Start of RECORDS SUPPLIED
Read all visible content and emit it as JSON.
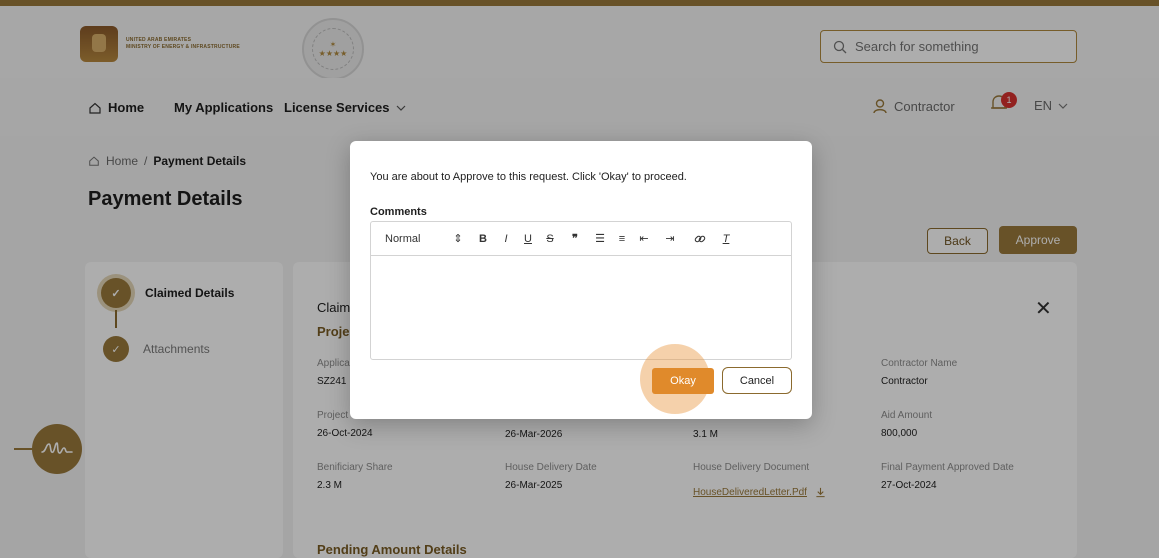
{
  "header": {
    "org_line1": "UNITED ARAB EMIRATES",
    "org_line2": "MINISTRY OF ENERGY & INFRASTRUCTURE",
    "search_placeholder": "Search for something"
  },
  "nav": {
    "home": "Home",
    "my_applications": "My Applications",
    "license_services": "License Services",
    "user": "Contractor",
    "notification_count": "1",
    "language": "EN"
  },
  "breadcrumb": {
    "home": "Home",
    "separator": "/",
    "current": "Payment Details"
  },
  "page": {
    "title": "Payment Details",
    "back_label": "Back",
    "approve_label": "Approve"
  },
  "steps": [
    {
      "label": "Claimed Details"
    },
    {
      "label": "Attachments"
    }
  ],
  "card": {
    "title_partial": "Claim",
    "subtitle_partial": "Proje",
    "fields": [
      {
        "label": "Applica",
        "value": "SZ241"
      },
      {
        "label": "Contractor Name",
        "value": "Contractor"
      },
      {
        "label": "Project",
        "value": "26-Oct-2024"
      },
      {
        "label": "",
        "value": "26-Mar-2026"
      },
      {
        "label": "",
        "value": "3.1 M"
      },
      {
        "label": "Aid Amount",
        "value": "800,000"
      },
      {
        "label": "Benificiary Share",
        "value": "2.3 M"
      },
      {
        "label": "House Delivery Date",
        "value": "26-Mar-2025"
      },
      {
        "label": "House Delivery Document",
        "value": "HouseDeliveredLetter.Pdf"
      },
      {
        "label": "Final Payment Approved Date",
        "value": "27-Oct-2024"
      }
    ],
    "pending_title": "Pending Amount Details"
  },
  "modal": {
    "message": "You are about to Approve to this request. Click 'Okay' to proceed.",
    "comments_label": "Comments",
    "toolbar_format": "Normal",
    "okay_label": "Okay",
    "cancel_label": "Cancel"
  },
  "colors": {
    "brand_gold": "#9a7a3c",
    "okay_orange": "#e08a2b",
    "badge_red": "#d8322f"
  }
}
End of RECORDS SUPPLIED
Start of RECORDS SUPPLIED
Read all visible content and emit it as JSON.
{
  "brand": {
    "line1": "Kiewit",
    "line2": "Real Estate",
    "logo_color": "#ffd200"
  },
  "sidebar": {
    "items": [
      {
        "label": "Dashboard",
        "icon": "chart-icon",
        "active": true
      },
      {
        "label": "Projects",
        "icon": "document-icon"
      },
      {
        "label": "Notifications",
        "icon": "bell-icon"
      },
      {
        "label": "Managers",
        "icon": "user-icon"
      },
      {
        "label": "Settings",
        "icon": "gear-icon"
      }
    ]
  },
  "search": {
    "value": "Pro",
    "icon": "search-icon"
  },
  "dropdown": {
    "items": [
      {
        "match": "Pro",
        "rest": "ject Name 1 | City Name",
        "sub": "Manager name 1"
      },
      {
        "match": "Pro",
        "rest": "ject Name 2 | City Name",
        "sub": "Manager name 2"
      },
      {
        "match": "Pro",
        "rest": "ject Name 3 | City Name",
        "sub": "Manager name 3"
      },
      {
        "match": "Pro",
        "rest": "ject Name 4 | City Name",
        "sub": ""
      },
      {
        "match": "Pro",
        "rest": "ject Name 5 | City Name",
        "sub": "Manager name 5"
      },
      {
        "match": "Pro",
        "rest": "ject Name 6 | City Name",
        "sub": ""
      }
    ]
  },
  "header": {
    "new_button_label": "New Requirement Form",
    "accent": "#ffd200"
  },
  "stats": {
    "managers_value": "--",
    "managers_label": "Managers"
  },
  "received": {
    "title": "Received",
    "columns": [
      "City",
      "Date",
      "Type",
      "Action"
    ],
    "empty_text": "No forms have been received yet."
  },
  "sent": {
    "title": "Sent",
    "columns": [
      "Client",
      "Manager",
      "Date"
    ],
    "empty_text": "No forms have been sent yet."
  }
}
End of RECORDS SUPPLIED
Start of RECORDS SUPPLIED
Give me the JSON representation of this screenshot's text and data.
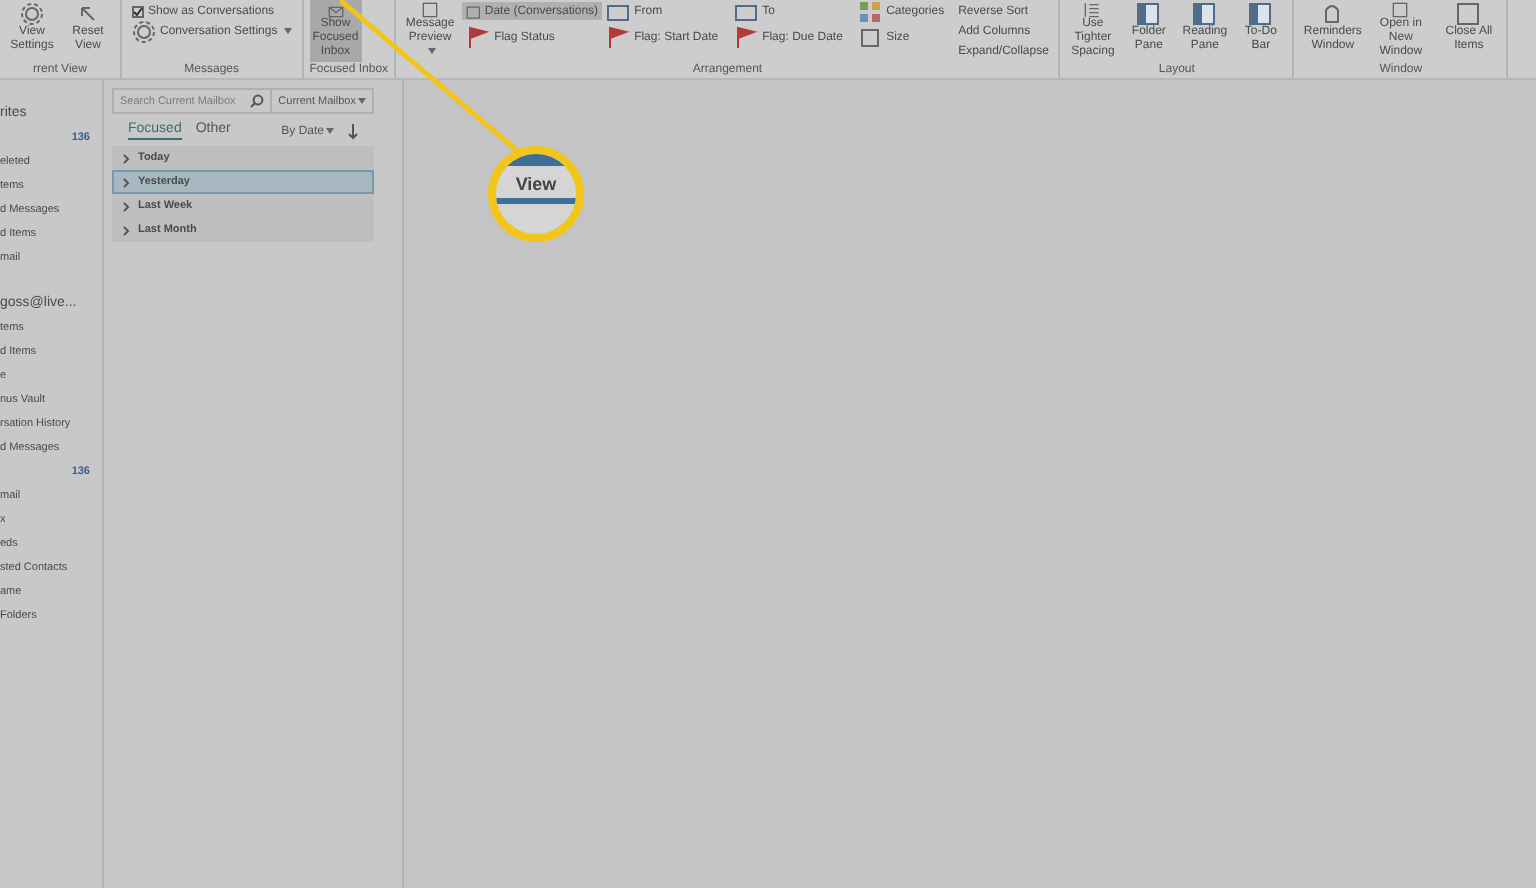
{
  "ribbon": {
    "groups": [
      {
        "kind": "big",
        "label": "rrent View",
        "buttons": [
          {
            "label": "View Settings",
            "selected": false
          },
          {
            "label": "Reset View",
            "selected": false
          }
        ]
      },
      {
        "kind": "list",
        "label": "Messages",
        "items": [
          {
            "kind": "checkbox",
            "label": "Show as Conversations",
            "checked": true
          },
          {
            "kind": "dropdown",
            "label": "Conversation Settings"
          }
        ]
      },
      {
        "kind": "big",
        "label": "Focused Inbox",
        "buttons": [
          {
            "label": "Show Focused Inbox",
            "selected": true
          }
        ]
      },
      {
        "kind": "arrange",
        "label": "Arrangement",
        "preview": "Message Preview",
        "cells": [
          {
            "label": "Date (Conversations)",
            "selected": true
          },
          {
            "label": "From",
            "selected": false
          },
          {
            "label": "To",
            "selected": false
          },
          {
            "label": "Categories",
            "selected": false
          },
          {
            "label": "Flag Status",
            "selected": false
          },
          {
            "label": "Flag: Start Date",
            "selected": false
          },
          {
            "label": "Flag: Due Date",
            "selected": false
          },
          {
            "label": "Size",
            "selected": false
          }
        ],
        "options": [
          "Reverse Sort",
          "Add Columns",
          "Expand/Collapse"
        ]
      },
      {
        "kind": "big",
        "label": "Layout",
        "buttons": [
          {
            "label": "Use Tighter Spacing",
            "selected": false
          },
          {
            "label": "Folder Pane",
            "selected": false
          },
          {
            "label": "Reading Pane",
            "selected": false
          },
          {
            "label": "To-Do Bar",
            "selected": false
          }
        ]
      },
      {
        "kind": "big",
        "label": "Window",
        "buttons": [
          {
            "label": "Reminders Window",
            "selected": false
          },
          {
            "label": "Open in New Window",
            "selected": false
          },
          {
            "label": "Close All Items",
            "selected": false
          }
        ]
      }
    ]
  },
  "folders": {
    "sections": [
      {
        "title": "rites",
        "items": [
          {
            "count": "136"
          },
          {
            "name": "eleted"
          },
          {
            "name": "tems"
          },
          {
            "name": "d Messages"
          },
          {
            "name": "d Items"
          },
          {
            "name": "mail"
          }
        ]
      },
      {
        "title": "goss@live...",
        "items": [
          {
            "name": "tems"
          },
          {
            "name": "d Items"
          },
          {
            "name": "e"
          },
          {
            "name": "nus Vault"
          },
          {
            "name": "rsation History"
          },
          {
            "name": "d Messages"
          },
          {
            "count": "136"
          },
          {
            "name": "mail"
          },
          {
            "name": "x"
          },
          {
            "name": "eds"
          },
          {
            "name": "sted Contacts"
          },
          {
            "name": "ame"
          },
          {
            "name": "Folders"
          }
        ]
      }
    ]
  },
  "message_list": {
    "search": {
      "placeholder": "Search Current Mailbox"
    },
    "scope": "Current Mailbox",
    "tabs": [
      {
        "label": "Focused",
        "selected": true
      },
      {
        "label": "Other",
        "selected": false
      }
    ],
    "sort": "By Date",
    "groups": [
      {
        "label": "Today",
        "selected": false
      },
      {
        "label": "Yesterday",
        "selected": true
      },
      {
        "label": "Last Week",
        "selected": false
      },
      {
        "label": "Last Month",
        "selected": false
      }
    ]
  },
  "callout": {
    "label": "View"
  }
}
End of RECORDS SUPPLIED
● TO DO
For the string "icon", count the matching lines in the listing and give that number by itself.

● ANSWER TO THIS TASK
6